The most anticipated rock supergroup ever? The three members of Them Crooked Vultures certainly have the combined experience to blow us away, but their debut album is more of an impressively forceful rumble than a full-on detonation.
Rock supergroups are usually a huge mistake. It's rare that musicians who are used to having a starring role in their respective groups are gallant enough to step aside and share the spotlight; after all, what are rockstars made of, if not 90% ego? Them Crooked Vultures, though - aha. A different prospect altogether, said those used to scoffing at the very notion of 'supergroup'. "It's three of the best rock musicians of all time," said one enthusiast, "how could it be anything short of amazing?"

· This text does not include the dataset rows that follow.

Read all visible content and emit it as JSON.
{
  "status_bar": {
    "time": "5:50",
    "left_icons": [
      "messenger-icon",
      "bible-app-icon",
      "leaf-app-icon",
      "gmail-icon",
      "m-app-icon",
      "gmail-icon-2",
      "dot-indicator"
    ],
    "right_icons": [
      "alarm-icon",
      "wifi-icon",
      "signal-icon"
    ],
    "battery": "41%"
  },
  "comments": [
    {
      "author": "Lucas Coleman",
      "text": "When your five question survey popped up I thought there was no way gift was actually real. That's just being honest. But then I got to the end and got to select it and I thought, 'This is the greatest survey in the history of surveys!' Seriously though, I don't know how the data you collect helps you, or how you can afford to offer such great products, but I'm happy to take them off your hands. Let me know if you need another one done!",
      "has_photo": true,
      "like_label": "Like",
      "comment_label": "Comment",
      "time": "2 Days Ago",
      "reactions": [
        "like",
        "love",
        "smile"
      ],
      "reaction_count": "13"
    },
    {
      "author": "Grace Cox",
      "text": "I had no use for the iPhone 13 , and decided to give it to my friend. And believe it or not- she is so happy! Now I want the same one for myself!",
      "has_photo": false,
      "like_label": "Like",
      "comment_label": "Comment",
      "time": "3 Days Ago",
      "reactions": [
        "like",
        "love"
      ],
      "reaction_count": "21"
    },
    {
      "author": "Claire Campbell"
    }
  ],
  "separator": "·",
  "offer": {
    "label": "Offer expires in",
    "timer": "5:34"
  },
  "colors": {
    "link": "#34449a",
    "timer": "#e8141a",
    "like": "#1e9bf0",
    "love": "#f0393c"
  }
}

Well, it could have gone wrong very easily, in fact, but it didn't. The side project of Josh Homme (Queens of the Stone Age), Dave Grohl (Foo Fighters and here reprising his original role as drummer) and John-Paul Jones of Led Zeppelin is the biggest hard rock album of 2009, and it's certainly one of the tightest, but is it the best? These 13 songs are basically what you would expect of the trio; Homme's smooth vocals and slinky guitar work, Jones's skilled, powerful basslines and Grohl's powerhouse drumming combine to create songs that are potent, but not completely memorable.
True, there are some dangerously exciting songs on display. 'Reptiles' is a standout, a series of jerky movements, tweaked guitar riffs and woozy vocals that spike unexpectedly, and the excellent 'New Fang' is an exercise in loose, bluesy, ramshackle rock. 'Caligulalove''s marriage of '60s garage and buzzing quasi-metal riffs is inventive and often hypnotic, while closer 'Spinning in Daffodils' uses a classical piano coda to conjure up a sort of graveyard rock epic.

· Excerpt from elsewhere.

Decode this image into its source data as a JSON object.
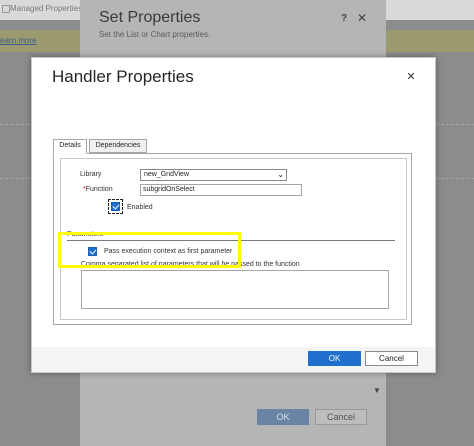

Still, there's a feeling that this is the sort of album that people feel obliged to love because of the obvious calibre of musician involved, rather than because of its content. At over an hour long, it's also a smidgen too long to really rip your ears off. Then again, who's brave enough to edit these three giants of rock?